* **Required work**: All lines in the data bearing the string "Tiếng" should be identified and copied.

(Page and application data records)
################

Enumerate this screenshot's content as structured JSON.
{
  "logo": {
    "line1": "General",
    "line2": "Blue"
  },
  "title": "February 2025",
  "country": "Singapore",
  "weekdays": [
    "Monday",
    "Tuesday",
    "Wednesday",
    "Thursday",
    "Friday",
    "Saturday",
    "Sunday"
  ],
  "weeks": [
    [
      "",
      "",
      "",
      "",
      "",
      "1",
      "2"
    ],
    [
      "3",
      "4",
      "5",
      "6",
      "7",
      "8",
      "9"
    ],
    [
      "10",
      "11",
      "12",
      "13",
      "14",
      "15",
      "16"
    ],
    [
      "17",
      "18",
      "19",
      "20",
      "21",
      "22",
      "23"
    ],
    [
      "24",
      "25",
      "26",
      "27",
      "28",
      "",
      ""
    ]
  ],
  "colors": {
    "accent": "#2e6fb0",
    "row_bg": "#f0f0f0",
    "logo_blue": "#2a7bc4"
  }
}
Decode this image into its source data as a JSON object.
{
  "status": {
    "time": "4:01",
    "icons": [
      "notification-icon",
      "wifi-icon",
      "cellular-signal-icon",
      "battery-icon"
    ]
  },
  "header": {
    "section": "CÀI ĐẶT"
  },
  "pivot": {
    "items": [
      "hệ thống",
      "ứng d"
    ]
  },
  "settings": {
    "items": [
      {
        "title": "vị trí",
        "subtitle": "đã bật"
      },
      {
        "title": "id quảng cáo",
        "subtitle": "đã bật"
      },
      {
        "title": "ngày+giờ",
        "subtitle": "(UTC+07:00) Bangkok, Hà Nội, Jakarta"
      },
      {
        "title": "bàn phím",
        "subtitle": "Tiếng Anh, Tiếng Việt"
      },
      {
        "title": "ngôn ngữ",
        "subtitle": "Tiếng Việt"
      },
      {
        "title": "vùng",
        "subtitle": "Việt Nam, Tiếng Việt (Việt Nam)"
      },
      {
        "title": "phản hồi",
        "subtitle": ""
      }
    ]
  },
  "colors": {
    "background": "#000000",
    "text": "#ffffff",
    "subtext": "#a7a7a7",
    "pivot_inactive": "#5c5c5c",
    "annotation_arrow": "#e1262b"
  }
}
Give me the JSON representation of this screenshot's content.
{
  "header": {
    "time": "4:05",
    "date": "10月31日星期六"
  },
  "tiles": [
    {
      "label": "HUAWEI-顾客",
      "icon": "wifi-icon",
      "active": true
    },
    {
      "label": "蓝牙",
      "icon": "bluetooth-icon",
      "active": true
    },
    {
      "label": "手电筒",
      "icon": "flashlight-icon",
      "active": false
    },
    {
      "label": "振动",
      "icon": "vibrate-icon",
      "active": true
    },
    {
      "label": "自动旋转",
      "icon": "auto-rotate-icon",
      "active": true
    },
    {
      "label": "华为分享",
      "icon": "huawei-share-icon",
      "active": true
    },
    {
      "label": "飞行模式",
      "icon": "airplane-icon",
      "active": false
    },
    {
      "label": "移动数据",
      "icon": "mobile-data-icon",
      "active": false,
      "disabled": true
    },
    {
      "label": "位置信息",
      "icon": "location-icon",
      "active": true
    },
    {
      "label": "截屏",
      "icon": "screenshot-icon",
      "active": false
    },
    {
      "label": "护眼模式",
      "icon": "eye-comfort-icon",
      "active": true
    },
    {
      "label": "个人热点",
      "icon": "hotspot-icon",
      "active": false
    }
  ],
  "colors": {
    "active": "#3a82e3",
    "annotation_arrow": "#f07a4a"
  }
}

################

* **Output below**:
        "subtitle": "Tiếng Anh, Tiếng Việt"
        "subtitle": "Tiếng Việt"
        "subtitle": "Việt Nam, Tiếng Việt (Việt Nam)"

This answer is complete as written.